A View of the State of Ireland as it was in the Reign of Queen Elizabeth: By Edmund Spenser

More from Louie:

“Also their short Bows, and little Quivers, with short bearded Arrows, 
are very Scythian, as you may read in the same Olaus. And the same 
sort both of Bows, Quivers, and Arrows, are at this day to be seen 
commonly amongst the Northern Irish-Scots, whose Scottish Bows are ‘
not past three quarters of a Yard long, with a String of wreathed Hemp 
slackly bent, and whose Arrows are not much above half an Ell long, 
tipped with steel Heads, made like common broad Arrow Heads, but much 
more sharp and slender ; that they enter into a Man or Horse most 
cruelly notwithstanding that they are shot forth weakly”. 

A View of the State of Ireland as it was in the Reign of Queen 
Elizabeth: By Edmund Spenser


February 22, 2009 Posted by | 16th century, archery, Gallowglass, Period illustration | , , , , , | 2 Comments

The Irish “Glibbes” Hairstyle

Also from Louie Pastore

The Irish “Glibbes” Hairstyle – The original helmet hair? 

The Irish style of having long hair over the eyes and short hair at 
the back which can be seen in Durer’s pic of Irish Kern/Scot 
galloglas may have been considered as a form of head protection by 
the Irish… was it practical, was it similiar to native American 
ghost shirt that were supposed to guard against bullets or was the 
comment by Spencer merely mocking the Irish?


“their going to battle without Armour on their Bodies or Heads, but 
trusting to the Thickness of their Glibbs, the which (they say) will
Sometimes bear off a good stroke”
Spenser’s View of Ireland (1596) 

Spenser also writes about his dislike of the mantle because the 
Irish are hiding weapons and armour underneath them, he also 
comments on the glibb hairstyle – outlaws can cut it off so that 
they look nothing like themselves or pull it low over their eyes!
Worst of all some English are adopting it….

“But what Blame lay you to the Glibb ? take heed (I pray you) that 
you be not too busie therewith, for fear of your own Blame ; feeing 
our Englishmen take it up in such a general Fashiuon to wear their 
Hair so immeasurably long, that some of them exceed the longest 
Irish Glibbs.

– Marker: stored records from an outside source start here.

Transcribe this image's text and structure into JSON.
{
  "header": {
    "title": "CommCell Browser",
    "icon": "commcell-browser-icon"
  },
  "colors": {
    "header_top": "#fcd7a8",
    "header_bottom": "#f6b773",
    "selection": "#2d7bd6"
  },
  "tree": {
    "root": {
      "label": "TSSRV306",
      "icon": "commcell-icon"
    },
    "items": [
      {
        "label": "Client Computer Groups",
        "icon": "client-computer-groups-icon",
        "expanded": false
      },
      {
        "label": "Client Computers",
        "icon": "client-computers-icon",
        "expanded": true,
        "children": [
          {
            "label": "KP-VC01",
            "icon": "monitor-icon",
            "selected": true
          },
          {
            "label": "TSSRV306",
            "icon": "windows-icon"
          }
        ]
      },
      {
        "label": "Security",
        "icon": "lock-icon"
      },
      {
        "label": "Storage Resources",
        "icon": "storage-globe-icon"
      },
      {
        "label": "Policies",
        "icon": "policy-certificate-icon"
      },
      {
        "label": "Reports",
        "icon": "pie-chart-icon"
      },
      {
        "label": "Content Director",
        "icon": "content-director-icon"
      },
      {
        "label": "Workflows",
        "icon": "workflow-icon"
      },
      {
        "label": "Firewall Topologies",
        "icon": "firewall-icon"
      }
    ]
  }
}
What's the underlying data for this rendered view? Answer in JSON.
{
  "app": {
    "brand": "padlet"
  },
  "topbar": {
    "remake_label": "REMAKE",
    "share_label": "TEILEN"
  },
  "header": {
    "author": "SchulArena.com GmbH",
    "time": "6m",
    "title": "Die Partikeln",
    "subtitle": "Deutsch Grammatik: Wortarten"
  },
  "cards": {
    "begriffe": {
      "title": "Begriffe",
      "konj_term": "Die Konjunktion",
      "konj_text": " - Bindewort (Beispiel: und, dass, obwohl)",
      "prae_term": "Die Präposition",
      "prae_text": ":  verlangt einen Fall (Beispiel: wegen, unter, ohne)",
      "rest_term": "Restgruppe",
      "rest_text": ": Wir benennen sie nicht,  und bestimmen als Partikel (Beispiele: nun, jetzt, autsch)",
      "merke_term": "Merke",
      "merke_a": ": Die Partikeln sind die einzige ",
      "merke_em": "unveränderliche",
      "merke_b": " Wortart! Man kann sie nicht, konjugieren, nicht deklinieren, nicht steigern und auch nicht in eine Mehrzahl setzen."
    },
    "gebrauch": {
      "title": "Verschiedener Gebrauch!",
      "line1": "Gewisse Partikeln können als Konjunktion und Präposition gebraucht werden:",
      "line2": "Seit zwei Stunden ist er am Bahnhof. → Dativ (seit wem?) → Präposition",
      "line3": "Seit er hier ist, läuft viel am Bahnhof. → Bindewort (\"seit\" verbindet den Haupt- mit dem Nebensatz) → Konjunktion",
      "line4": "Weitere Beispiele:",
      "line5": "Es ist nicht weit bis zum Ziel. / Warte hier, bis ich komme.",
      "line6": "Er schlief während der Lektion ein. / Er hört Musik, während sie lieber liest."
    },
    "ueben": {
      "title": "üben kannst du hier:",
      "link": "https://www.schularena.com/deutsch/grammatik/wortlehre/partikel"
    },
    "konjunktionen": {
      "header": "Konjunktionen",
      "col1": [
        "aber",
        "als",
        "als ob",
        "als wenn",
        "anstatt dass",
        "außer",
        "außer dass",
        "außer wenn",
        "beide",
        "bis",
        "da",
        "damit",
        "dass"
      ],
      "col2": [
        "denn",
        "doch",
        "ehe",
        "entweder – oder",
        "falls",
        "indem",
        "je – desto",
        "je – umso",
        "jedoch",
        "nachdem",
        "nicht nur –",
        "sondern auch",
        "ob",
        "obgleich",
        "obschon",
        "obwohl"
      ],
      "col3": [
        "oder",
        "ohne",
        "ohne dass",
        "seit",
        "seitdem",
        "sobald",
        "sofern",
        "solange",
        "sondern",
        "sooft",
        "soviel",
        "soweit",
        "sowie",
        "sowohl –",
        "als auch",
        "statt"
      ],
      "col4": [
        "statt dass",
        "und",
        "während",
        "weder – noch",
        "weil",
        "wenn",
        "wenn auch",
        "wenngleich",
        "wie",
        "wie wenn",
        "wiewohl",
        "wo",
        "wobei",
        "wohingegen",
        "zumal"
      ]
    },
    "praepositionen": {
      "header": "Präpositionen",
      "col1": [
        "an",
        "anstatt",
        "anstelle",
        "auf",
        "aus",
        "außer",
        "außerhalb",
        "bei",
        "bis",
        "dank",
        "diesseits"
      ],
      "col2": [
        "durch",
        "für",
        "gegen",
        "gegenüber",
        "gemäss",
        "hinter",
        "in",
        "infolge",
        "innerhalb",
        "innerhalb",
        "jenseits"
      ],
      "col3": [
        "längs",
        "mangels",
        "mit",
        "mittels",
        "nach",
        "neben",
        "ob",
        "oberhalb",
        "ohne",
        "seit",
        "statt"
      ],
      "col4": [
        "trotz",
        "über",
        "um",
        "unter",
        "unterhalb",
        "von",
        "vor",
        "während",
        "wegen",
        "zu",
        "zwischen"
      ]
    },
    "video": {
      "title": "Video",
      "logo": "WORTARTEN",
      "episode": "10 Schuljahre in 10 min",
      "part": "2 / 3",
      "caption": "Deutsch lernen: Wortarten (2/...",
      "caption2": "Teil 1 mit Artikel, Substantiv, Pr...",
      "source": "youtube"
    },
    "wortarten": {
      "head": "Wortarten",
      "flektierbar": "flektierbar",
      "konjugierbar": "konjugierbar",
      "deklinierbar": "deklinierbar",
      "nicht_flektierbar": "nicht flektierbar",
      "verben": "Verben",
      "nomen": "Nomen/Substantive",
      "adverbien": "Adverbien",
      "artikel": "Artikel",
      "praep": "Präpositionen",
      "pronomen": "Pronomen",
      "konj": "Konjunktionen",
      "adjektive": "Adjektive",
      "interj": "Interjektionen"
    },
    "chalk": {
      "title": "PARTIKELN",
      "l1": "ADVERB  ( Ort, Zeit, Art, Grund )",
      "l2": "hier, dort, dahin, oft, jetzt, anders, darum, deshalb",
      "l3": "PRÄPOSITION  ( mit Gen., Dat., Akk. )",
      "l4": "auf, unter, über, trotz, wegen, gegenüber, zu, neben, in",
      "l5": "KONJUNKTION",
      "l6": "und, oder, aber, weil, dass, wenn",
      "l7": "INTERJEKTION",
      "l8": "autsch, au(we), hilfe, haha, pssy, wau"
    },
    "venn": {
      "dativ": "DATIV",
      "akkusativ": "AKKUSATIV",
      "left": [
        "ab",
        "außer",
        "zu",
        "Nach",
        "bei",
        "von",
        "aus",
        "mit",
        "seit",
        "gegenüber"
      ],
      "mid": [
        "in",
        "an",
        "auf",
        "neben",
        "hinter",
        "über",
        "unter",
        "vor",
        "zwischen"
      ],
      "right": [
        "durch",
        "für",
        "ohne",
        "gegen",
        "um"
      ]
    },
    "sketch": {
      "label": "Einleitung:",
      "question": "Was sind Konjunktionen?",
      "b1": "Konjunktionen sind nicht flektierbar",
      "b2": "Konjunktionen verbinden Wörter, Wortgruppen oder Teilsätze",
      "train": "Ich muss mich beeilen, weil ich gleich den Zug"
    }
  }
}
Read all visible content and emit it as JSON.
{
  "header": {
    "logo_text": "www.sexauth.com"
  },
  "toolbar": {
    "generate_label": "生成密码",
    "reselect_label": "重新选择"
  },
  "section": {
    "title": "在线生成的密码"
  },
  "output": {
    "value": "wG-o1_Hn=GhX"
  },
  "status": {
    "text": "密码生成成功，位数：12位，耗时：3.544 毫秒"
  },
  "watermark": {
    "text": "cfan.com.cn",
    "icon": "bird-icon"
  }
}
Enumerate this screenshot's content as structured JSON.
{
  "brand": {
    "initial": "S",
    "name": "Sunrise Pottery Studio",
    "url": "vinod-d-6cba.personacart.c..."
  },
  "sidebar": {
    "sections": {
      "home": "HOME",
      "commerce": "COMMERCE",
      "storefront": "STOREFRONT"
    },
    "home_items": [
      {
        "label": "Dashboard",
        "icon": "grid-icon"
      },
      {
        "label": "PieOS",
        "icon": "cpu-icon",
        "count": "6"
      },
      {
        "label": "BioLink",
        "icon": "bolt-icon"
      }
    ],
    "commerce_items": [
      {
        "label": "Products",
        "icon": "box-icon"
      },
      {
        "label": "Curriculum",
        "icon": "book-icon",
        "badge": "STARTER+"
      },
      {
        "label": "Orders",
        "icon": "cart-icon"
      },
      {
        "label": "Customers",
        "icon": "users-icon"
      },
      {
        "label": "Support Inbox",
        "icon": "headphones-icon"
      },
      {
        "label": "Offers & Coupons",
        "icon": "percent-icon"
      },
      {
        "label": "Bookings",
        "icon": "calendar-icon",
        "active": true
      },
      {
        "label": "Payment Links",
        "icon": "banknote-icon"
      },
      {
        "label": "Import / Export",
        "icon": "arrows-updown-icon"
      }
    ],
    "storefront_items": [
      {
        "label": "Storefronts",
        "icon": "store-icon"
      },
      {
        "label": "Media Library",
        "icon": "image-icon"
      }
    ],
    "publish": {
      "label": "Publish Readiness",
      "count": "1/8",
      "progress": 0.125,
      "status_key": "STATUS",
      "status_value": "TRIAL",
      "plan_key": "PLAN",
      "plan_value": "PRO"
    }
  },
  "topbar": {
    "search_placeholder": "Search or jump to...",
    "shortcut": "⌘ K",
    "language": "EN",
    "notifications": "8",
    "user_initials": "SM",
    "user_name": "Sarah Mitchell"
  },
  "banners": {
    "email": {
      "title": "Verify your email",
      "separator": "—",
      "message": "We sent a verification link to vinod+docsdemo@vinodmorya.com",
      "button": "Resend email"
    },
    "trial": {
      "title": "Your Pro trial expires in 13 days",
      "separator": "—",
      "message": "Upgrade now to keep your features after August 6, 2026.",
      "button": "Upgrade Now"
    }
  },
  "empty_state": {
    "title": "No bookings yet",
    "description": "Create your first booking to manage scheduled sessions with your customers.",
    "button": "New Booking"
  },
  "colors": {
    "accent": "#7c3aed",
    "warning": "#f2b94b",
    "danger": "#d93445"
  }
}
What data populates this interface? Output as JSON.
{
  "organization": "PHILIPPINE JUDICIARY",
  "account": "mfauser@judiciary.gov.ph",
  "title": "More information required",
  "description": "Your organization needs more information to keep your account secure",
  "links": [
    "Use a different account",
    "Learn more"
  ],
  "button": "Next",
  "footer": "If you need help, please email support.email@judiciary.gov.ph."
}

Iren. I fear not the Blame of any undeserved Dislikes: but for the 
Irish Glibbs, they are as fit Marks as a Mantle is for a Thief. For 
whensoever he – hath run himself into that Peril of Law, that he 
will not be known, he either cutteth off his Glibb quite, by which 
he becometh nothing like himself; or pulleth it so low down over his 
Eyes, that it is very hard to discern his thievish Countenance, and 
therefore fit to be trussed up with the Mantle.” 

A Father Walter Talbot, chaplain to an Irish Regiment in the Spanish 
service serving in the Low Countries, who saw Durer’s sketch of the 
Kern mercenaries in the Low Countries mentioned that the glib 
hairstyle and moustache were ‘forfitured’ at home and the price would 
be their heads! 

Another source mentions – “the English authorities took a strong 
dislike to the
Irish “glib”, a thick lock of hair worn over the forehead and
eyes: “I have caused all the Irishry in this province to forego
their glybbes” (dated 1570 in OED).

An article by Katherine Simms argued that certain Irish tonsures and 
hair styles were associated with a revival of a pagan warrior cult
sometime after the Norman invasions. She specifically mentioned the 
hairstyle known as cúlán as being a mark of a díbergach.

February 20, 2009 Posted by | Gallowglass, Period illustration | , , , , , | 3 Comments

MacGregor’s lecture on the Art of Defence, Paisley 1791

Dug up by Louie Pastore:

“I am told that a number of the Irish are very good at fighting with 
two sticks, viz. a short one in their left hand to guard with and a 
long one in their right, which they manage with amazing dexterity. 
This is practicing sword and dagger, the same as the evolutions of the 
backsword are performed with cudgels”
MacGregor’s lecture on the Art of Defence, Paisley 1791

February 20, 2009 Posted by | description of sticks, grip, knife, prowess | , , , , , | Leave a comment